EXERCISE PROMPT:
Copy each line from the entries that the word "header" appears in.

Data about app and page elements
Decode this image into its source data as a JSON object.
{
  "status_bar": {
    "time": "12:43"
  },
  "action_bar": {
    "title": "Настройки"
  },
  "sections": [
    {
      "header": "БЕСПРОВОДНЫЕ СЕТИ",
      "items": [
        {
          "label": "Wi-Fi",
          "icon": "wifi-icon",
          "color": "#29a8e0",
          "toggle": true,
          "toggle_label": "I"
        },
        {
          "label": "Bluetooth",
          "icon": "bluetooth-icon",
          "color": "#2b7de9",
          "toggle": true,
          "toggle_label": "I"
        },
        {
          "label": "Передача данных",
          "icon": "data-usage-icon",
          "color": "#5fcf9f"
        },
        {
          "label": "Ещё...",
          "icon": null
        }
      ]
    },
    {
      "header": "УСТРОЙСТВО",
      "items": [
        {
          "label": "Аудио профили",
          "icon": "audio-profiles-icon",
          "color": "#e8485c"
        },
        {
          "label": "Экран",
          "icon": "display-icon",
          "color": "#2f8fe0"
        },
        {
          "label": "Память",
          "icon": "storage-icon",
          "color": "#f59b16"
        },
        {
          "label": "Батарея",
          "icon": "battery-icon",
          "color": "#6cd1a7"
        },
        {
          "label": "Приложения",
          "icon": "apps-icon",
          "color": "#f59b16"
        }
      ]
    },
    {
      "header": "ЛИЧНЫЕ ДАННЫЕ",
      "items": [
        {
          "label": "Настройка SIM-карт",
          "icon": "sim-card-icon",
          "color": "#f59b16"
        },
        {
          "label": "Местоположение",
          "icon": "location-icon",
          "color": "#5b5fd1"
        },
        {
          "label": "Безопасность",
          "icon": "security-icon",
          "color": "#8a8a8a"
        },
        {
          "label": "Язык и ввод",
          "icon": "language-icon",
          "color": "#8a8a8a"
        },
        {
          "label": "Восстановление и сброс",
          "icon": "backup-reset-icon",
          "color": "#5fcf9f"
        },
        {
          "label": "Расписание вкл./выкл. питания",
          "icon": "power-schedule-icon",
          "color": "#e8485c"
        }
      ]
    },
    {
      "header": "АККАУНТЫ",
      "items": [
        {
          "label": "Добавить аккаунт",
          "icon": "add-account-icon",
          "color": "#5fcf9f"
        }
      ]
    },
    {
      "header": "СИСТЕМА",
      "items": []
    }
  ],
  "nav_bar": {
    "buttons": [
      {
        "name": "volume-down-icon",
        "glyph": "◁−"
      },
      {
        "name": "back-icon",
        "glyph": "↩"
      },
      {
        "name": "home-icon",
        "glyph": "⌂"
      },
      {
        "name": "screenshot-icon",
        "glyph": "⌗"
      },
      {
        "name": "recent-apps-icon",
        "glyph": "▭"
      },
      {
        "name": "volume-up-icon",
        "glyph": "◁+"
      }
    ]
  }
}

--

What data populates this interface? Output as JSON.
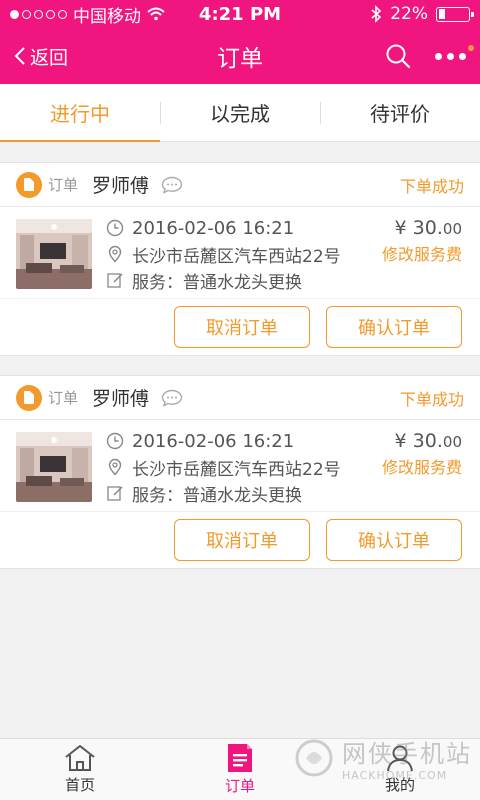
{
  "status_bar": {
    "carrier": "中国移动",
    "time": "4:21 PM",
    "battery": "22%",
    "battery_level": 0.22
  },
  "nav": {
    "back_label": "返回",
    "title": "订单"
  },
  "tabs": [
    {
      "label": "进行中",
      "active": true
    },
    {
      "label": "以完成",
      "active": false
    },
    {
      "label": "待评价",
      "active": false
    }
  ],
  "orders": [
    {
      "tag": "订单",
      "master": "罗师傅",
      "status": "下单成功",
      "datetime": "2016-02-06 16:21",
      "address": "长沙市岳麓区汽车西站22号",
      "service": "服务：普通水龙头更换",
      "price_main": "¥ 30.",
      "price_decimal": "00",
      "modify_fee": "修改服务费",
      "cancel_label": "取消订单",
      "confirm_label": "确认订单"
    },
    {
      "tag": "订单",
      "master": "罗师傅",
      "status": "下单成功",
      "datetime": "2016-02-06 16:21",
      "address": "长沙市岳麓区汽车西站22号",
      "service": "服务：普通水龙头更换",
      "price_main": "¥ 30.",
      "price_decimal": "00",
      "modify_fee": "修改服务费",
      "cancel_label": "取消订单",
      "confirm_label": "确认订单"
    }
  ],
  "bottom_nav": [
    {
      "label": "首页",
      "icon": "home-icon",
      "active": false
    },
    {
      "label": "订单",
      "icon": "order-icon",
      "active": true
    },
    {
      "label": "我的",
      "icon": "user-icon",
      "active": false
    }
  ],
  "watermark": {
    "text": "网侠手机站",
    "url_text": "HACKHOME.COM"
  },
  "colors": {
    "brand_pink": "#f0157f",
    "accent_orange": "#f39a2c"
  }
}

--

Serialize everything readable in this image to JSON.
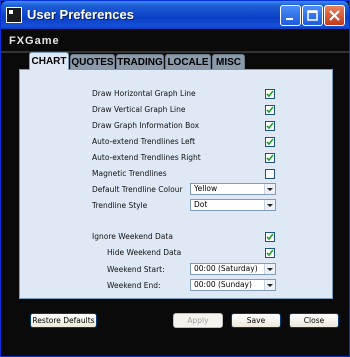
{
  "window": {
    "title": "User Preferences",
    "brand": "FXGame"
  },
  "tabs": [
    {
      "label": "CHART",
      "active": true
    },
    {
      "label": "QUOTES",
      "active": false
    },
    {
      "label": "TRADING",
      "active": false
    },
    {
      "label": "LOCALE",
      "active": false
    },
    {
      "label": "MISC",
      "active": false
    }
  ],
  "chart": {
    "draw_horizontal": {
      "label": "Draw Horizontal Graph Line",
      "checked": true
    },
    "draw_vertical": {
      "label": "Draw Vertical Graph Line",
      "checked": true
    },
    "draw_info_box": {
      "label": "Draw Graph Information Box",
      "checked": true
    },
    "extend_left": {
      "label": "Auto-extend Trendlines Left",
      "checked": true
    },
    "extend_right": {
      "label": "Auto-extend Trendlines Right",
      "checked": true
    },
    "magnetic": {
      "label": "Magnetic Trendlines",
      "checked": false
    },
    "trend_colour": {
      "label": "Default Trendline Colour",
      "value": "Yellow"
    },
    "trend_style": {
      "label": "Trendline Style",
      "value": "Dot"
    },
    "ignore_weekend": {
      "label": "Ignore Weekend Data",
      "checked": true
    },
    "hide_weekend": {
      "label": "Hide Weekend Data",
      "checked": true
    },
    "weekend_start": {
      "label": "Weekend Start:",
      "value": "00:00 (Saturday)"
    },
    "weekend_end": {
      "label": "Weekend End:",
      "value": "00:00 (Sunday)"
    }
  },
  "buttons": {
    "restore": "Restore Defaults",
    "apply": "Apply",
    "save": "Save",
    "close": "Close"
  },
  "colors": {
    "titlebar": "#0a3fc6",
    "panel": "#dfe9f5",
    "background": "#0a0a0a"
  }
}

TASK ANSWER:
      "header": "БЕСПРОВОДНЫЕ СЕТИ",
      "header": "УСТРОЙСТВО",
      "header": "ЛИЧНЫЕ ДАННЫЕ",
      "header": "АККАУНТЫ",
      "header": "СИСТЕМА",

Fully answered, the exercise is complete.